My daughter's neighbor died today. It was sudden and unexpected. He was a man in his early fifty's and left behind a wife and two children, a daughter of 14yrs. and a son of high school age. They are a nice family and my daughter feels the loss with them.
Although I didn't know this family I can't help but feel that aching bereavement for those left behind. I know the weight of loss and it never gets lighter. The irony is the person you lost is the very person you want to talk to about your grief.
Somehow, in those first few days grace carries us and we overcome the shock of it. We muddle through funeral arrangements and financial decisions and unknowingly gain an iota of strength. But in the aftermath true mourning begins.

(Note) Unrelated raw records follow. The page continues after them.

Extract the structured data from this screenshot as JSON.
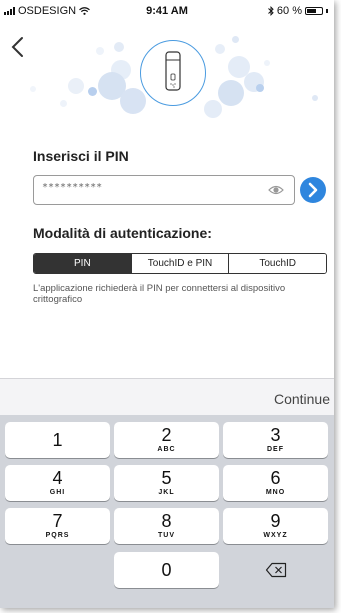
{
  "status_bar": {
    "carrier": "OSDESIGN",
    "time": "9:41 AM",
    "battery": "60 %"
  },
  "pin": {
    "title": "Inserisci il PIN",
    "value": "**********"
  },
  "auth": {
    "title": "Modalità di autenticazione:",
    "options": [
      "PIN",
      "TouchID e PIN",
      "TouchID"
    ],
    "selected": "PIN",
    "description": "L'applicazione richiederà il PIN per connettersi al dispositivo crittografico"
  },
  "keyboard": {
    "continue_label": "Continue",
    "keys": [
      {
        "num": "1",
        "letters": ""
      },
      {
        "num": "2",
        "letters": "ABC"
      },
      {
        "num": "3",
        "letters": "DEF"
      },
      {
        "num": "4",
        "letters": "GHI"
      },
      {
        "num": "5",
        "letters": "JKL"
      },
      {
        "num": "6",
        "letters": "MNO"
      },
      {
        "num": "7",
        "letters": "PQRS"
      },
      {
        "num": "8",
        "letters": "TUV"
      },
      {
        "num": "9",
        "letters": "WXYZ"
      },
      {
        "num": "0",
        "letters": ""
      }
    ]
  },
  "colors": {
    "accent": "#2f86de",
    "selected_segment": "#333333",
    "dots": "#dbe6f4"
  }
}
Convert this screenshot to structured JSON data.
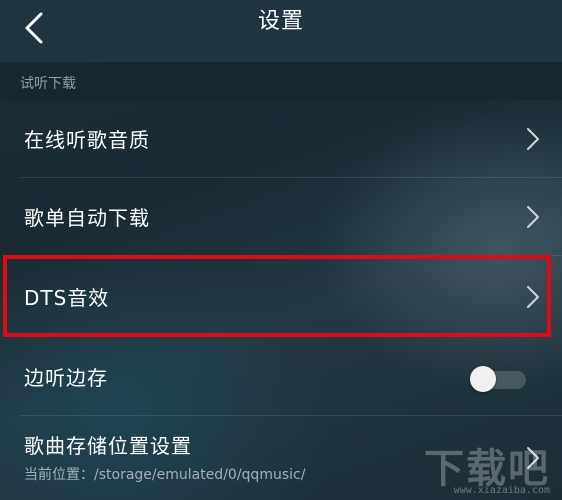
{
  "header": {
    "title": "设置",
    "back_icon": "chevron-left-icon"
  },
  "section": {
    "label": "试听下载"
  },
  "items": [
    {
      "label": "在线听歌音质",
      "icon": "chevron-right-icon"
    },
    {
      "label": "歌单自动下载",
      "icon": "chevron-right-icon"
    },
    {
      "label": "DTS音效",
      "icon": "chevron-right-icon",
      "highlighted": true
    },
    {
      "label": "边听边存",
      "toggle": false
    },
    {
      "label": "歌曲存储位置设置",
      "sublabel": "当前位置：/storage/emulated/0/qqmusic/",
      "icon": "chevron-right-icon"
    }
  ],
  "watermark": {
    "text": "下载吧",
    "url": "www.xiazaiba.com"
  },
  "colors": {
    "highlight": "#e00a14",
    "text": "#ffffff",
    "section_label": "#8fa0a8"
  }
}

We prepare ourselves for it to accompany us to anniversaries, birthdays and holidays. But when grief sneaks up on us and clings like plastic wrap it robs us of breath. The suffocating awareness and overwhelming stab of loss pierces our armor and we're left sobbing in the middle of a grocery isle, or other chance places.
That little bit of perceived strength we acquired immediately turns to water and our first inclination is to hide the tears. We're embarrassed and vulnerable. Grief doesn't follow the rules. It doesn't come with an expiration date and it isn't kept out by a 'No Entry' sign.
It's been nearly nineteen years since my daughter passed away suddenly, and the grief still strangles me sometimes at the softest whisper. If we are going to survive the agony we must give ourselves permission to grieve. No matter -- public or private. No one, not even ourselves have the right to speak into our lives about processing grief.
Sometimes in the midst of that crushing sadness a humble human comes along. We're shown compassion and kindness. Our spirit is once again lifted to a place where grace is free and strength doesn’t need to be earned.
Other times we will walk the path of grief alone at our own pace. But we will come into our own peace, in our own time. And there is love and comfort in Jesus who is near to the brokenhearted and comforts those whose spirits are crushed.